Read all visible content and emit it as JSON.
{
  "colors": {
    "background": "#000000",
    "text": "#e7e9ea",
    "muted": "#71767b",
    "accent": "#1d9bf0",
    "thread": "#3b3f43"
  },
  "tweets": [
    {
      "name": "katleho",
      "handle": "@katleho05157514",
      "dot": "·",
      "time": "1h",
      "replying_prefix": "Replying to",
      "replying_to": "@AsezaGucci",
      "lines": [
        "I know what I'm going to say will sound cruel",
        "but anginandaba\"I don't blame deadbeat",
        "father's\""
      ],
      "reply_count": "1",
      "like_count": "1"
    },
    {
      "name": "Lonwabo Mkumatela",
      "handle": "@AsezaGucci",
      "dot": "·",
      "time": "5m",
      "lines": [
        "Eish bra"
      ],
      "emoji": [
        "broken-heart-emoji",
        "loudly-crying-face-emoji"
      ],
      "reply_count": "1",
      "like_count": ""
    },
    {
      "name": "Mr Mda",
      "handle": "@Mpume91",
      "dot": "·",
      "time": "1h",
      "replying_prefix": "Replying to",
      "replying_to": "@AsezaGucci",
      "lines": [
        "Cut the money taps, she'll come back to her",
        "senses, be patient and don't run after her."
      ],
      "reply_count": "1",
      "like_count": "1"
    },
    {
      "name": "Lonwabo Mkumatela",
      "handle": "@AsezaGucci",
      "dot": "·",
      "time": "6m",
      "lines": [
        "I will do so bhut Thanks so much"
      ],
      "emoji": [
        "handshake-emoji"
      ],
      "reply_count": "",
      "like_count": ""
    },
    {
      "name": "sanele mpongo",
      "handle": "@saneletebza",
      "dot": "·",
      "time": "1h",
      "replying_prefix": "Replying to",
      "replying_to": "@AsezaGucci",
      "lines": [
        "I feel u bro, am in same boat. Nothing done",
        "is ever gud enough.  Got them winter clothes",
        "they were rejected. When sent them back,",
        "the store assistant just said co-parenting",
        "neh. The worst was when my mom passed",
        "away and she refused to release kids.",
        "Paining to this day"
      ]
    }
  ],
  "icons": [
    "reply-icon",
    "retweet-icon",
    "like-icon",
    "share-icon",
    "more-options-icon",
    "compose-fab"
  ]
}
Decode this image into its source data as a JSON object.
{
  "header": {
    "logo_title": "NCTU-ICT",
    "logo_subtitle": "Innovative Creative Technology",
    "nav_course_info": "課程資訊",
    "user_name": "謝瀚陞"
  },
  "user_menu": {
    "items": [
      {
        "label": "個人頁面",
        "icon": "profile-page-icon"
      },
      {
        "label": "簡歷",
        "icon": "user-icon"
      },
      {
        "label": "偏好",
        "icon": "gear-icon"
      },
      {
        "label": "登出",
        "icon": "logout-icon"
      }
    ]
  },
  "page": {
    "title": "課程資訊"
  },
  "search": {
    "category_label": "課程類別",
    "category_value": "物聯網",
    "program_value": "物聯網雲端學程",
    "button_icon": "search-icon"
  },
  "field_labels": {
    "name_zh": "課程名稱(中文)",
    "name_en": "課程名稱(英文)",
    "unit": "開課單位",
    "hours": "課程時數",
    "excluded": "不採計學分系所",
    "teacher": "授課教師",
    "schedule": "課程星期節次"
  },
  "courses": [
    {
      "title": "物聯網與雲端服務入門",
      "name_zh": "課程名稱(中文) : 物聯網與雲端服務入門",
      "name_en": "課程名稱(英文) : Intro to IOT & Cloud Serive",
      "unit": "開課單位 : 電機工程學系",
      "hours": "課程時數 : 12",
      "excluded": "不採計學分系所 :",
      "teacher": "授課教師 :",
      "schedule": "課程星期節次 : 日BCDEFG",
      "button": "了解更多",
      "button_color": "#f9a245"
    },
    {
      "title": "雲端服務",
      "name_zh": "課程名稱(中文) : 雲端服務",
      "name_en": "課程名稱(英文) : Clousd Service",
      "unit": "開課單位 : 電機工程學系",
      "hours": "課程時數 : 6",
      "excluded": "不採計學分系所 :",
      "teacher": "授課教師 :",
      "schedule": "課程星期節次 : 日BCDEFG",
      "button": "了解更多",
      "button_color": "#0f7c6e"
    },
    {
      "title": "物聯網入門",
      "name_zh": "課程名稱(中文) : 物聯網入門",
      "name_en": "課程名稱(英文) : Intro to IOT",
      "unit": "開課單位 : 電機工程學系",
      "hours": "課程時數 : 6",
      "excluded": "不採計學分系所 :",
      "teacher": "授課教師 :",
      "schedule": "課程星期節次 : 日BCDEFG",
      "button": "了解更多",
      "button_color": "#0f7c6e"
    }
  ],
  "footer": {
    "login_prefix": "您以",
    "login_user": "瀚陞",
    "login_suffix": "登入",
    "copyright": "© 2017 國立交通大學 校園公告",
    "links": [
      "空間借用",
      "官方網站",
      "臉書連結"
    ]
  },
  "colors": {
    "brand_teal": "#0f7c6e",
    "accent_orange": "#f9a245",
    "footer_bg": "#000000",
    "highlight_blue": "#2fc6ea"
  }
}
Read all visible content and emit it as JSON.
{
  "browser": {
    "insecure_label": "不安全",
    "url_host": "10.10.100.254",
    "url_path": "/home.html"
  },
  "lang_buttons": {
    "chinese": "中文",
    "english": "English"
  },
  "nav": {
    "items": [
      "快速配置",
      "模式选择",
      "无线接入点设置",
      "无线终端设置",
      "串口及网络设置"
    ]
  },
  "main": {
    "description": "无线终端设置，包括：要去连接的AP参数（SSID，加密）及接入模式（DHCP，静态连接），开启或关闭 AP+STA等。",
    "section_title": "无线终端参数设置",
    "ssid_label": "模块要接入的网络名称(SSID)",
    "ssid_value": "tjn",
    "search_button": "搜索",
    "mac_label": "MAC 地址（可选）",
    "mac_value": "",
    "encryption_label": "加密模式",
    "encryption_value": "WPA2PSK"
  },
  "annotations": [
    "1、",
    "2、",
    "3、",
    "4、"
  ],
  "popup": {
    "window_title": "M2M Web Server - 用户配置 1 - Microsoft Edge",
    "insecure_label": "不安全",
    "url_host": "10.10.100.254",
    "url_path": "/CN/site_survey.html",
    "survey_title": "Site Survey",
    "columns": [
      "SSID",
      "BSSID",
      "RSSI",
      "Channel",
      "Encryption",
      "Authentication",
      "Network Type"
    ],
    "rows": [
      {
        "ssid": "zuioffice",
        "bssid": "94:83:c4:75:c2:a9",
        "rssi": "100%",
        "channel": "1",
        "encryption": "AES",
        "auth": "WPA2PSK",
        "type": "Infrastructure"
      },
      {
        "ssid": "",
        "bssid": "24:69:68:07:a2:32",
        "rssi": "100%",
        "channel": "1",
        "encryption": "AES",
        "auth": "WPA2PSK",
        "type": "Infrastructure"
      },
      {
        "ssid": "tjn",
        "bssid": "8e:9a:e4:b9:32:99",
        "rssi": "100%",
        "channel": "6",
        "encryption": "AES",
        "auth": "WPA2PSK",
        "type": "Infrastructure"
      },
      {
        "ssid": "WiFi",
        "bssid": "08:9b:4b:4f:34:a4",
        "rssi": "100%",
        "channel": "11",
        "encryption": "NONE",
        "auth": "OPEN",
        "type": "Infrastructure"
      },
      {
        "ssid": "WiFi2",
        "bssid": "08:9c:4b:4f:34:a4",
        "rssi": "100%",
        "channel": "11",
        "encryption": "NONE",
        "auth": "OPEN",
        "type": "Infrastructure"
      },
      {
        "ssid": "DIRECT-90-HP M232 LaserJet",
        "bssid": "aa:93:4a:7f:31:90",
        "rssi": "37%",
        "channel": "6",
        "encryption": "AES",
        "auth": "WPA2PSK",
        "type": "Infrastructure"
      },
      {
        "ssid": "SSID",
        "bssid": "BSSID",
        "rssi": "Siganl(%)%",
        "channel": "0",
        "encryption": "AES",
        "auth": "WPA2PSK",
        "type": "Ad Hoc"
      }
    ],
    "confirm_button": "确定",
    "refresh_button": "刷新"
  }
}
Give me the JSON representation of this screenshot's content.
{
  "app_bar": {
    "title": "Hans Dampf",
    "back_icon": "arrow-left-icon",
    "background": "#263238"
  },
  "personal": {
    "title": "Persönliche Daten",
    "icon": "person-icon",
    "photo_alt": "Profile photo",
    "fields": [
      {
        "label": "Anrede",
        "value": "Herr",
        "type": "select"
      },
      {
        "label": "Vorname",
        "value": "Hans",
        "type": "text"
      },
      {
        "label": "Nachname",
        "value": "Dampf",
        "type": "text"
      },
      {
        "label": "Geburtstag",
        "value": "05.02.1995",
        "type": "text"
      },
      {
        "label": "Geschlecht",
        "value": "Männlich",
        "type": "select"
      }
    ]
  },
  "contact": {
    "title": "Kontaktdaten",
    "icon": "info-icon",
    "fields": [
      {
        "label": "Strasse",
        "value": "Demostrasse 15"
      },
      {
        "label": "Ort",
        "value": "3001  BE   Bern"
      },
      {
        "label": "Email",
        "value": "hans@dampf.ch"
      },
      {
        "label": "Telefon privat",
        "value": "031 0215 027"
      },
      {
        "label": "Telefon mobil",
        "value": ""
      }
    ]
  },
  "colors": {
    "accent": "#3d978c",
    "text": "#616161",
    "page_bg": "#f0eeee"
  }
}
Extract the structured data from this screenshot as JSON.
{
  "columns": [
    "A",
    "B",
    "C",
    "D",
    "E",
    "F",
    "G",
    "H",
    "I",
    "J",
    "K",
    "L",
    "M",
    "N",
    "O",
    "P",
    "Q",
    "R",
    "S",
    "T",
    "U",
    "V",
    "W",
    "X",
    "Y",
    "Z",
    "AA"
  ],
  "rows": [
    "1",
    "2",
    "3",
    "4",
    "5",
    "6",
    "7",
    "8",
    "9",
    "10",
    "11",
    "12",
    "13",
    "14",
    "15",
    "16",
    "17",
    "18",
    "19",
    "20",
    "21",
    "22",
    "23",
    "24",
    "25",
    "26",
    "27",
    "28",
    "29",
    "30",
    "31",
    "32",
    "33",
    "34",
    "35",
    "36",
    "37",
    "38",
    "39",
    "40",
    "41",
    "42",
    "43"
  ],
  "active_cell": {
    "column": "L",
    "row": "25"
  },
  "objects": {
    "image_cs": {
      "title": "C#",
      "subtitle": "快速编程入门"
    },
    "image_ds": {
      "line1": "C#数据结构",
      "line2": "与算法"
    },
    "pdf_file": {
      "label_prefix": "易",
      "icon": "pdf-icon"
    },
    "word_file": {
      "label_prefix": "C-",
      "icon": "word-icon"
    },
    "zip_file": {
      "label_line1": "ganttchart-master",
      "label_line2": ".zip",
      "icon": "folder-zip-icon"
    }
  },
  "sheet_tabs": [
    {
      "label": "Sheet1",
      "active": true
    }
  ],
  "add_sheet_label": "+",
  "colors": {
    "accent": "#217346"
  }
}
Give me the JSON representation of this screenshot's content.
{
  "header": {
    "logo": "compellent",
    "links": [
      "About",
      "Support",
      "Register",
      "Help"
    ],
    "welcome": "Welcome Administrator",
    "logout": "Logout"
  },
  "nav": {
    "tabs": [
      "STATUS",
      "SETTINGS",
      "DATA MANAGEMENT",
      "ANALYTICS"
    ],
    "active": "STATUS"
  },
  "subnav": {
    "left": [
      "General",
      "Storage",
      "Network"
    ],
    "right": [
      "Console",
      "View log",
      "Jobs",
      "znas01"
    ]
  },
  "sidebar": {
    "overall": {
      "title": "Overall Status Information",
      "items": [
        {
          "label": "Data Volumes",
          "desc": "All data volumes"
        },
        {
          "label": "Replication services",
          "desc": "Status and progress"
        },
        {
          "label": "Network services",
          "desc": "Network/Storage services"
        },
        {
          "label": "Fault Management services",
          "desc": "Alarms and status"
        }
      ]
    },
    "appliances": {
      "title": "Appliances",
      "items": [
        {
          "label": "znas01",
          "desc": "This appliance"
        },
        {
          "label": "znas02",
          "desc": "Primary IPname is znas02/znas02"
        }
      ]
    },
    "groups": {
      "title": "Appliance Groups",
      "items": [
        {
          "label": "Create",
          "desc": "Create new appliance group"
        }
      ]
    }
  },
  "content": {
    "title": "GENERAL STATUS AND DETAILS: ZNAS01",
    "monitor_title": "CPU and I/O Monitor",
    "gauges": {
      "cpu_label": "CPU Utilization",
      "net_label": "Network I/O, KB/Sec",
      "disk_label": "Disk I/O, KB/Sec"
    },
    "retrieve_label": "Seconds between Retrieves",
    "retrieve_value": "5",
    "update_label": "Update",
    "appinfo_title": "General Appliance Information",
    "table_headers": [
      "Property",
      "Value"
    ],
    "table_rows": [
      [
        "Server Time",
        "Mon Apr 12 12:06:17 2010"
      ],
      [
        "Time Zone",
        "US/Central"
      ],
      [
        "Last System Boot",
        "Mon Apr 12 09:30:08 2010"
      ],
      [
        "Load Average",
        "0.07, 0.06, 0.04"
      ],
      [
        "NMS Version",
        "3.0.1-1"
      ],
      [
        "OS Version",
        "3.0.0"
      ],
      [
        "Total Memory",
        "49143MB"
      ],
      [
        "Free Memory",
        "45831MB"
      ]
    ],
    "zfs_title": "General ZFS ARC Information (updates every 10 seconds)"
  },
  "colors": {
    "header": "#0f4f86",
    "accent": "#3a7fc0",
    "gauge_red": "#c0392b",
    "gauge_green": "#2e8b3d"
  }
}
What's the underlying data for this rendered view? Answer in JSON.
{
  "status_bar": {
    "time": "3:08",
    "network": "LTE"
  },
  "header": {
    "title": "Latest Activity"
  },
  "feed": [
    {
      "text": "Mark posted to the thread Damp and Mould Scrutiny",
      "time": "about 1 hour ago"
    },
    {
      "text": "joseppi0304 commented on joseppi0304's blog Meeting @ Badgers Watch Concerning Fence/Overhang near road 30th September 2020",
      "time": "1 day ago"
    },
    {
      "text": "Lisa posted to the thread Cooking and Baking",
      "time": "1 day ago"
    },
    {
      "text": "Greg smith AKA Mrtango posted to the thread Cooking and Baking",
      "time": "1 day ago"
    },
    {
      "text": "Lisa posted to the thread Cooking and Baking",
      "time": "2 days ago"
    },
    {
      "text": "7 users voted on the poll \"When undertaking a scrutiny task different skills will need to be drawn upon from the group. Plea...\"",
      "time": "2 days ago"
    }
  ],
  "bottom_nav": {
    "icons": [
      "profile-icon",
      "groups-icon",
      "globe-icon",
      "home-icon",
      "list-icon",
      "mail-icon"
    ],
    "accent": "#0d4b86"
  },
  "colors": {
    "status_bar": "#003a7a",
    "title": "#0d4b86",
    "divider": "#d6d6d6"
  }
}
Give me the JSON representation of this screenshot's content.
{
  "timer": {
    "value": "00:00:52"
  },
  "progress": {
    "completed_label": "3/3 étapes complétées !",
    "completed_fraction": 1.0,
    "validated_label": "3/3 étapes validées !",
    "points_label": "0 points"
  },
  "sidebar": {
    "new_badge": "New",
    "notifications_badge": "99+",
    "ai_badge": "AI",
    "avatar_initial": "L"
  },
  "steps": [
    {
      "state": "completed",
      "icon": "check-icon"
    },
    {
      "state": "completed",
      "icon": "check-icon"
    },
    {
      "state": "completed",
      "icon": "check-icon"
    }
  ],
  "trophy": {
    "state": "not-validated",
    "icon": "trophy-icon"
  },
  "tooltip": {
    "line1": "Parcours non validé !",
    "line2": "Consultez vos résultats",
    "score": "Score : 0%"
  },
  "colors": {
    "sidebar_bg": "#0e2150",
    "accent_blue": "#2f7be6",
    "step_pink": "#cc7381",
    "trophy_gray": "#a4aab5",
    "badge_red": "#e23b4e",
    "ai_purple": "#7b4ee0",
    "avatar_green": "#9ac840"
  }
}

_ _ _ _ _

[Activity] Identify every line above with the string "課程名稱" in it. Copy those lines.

[Solution]
    "name_zh": "課程名稱(中文)",
    "name_en": "課程名稱(英文)",
      "name_zh": "課程名稱(中文) : 物聯網與雲端服務入門",
      "name_en": "課程名稱(英文) : Intro to IOT & Cloud Serive",
      "name_zh": "課程名稱(中文) : 雲端服務",
      "name_en": "課程名稱(英文) : Clousd Service",
      "name_zh": "課程名稱(中文) : 物聯網入門",
      "name_en": "課程名稱(英文) : Intro to IOT",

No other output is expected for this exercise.